- Work instructions
Write the listing out once more, identical to the original but without pictures.

___ The data ___

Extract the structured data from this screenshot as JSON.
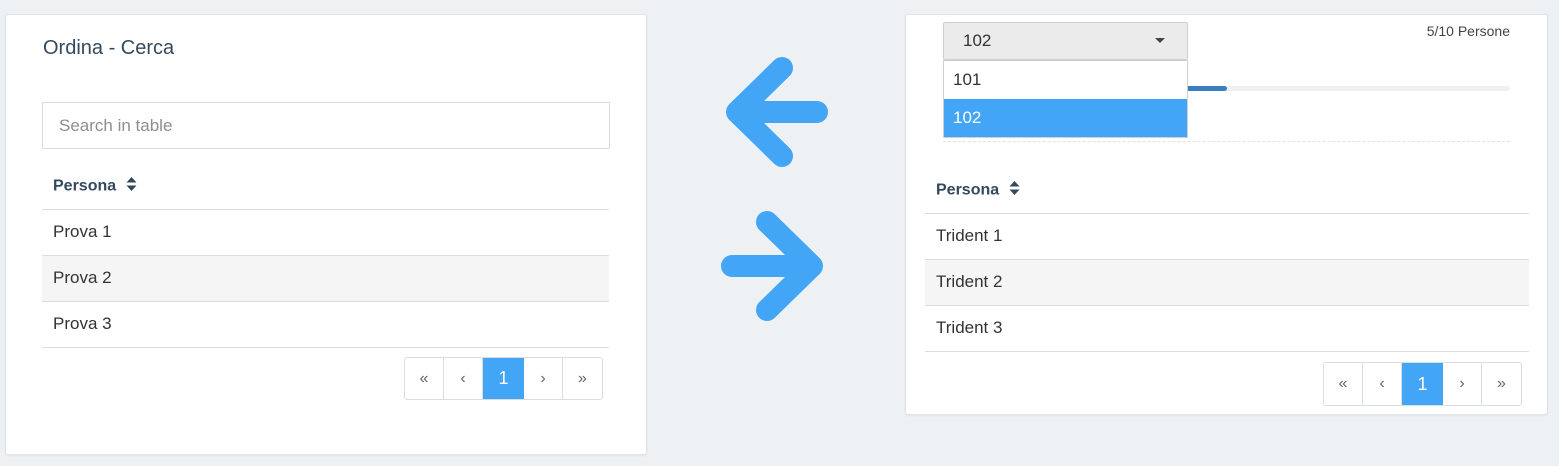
{
  "left": {
    "title": "Ordina - Cerca",
    "search_placeholder": "Search in table",
    "column_header": "Persona",
    "rows": [
      "Prova 1",
      "Prova 2",
      "Prova 3"
    ],
    "pagination": [
      "«",
      "‹",
      "1",
      "›",
      "»"
    ]
  },
  "right": {
    "select_value": "102",
    "options": [
      "101",
      "102"
    ],
    "selected_option": "102",
    "progress_label": "5/10 Persone",
    "progress_value": 0.5,
    "column_header": "Persona",
    "rows": [
      "Trident 1",
      "Trident 2",
      "Trident 3"
    ],
    "pagination": [
      "«",
      "‹",
      "1",
      "›",
      "»"
    ]
  },
  "colors": {
    "accent": "#42a5f5",
    "heading": "#34495e",
    "progress": "#3a80c0"
  },
  "icons": {
    "arrow_left": "arrow-left-icon",
    "arrow_right": "arrow-right-icon",
    "sort": "sort-icon",
    "caret": "caret-down-icon"
  }
}
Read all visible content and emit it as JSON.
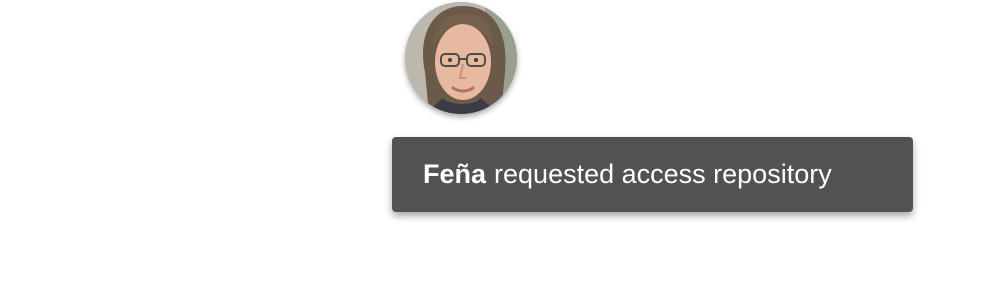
{
  "notification": {
    "user_name": "Feña",
    "message": "requested access repository",
    "background_color": "#525252",
    "text_color": "#ffffff"
  },
  "avatar": {
    "icon": "user-avatar-photo"
  }
}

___

- Solved problem
Extract the structured data from this screenshot as JSON.
{
  "left": {
    "title": "Ordina - Cerca",
    "search_placeholder": "Search in table",
    "column_header": "Persona",
    "rows": [
      "Prova 1",
      "Prova 2",
      "Prova 3"
    ],
    "pagination": [
      "«",
      "‹",
      "1",
      "›",
      "»"
    ]
  },
  "right": {
    "select_value": "102",
    "options": [
      "101",
      "102"
    ],
    "selected_option": "102",
    "progress_label": "5/10 Persone",
    "progress_value": 0.5,
    "column_header": "Persona",
    "rows": [
      "Trident 1",
      "Trident 2",
      "Trident 3"
    ],
    "pagination": [
      "«",
      "‹",
      "1",
      "›",
      "»"
    ]
  },
  "colors": {
    "accent": "#42a5f5",
    "heading": "#34495e",
    "progress": "#3a80c0"
  },
  "icons": {
    "arrow_left": "arrow-left-icon",
    "arrow_right": "arrow-right-icon",
    "sort": "sort-icon",
    "caret": "caret-down-icon"
  }
}
Read all visible content and emit it as JSON.
{
  "notification": {
    "user_name": "Feña",
    "message": "requested access repository",
    "background_color": "#525252",
    "text_color": "#ffffff"
  },
  "avatar": {
    "icon": "user-avatar-photo"
  }
}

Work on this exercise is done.